When planting a bare-root rhizome the division end must be dried over to prevent bacterial rot. Dig a shallow donut-like trench with a mound in the middle. Place the rhizome on the top of the mound so that 1/3 of the rhizome will be above soil level and exposed to the sun. Spread the thick roots inside the trench and back-fill with soil.

If you buy Irises from a greenhouse make sure they are properly potted with 1/3 of the rhizome exposed. Plant the same as any other potted flower making sure the rhizome is slightly above the rest of the garden soil. Because Irises have thick roots, don’t be surprised if the potting mix falls away when you remove the plant.

To encourage a nice set of blooms, keep the soil moist but not wet just prior to flowering. To encourage Reblooming Iris to re-flower they should be watered as needed throughout the growing season. The rebloomers do much better in a garden that is watered regularly whereas single season bloomers are excellent in dryer areas.

Deadhead flowers singly from the main stalk, removing the spent flowering stalk by cutting it a couple of inches above the rhizome. In the fall cut the leaves back to 6-8” in an inverted-V.

There are very few pest and disease issues with this sturdy perennial. Bacterial soft rot, crown rot, fungal leaf spots, and Iris borer may occasionally become problematic. To reduce the occurrence of leaf spots and borers, remove and destroy any old leaves, stems, and plant debris. With bacterial and crown rots, remove all infected plant parts (do not compost) to avoid the spread of these diseases.

After 4-5 years divide the Irises. This is usually done 4-6 weeks after flowering. Cut leaves down to one-third their length, dig up the clump and remove soil by sloshing in a bucket of water. Snap or cut the rhizomes apart so each section has at least one healthy fan of leaves, a firm rhizome and white roots. Allow the cut end of rhizome to dry for 48 hours before replanting.

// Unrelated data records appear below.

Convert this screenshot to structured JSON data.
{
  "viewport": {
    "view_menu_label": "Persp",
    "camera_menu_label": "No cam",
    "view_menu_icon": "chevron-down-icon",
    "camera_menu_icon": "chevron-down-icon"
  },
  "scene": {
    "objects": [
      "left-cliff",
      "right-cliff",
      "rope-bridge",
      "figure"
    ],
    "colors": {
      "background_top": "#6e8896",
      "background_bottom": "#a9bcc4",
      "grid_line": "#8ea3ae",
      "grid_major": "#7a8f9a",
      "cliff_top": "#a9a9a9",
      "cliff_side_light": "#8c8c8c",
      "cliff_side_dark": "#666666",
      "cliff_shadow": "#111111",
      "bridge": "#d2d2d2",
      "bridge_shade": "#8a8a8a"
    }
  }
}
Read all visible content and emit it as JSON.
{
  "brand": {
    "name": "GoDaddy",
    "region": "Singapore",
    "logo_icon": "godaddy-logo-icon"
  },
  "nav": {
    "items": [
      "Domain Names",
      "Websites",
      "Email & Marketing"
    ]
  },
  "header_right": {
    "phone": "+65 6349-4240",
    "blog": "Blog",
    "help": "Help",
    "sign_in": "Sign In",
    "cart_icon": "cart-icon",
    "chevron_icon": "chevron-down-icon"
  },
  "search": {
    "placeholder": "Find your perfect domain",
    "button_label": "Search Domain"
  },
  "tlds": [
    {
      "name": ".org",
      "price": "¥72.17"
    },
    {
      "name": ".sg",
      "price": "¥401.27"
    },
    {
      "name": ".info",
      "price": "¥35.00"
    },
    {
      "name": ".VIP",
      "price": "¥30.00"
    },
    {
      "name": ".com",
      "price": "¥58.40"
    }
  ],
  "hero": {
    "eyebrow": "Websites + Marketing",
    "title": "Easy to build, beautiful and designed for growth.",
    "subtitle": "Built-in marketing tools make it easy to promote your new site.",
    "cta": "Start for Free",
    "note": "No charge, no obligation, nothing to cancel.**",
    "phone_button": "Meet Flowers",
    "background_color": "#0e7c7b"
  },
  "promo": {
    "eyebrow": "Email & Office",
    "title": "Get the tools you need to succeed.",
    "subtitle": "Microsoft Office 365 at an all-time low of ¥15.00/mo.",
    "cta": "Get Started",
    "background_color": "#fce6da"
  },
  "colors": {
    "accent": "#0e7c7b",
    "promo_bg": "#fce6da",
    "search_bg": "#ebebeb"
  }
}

With very little care Bearded Iris will live on for generations.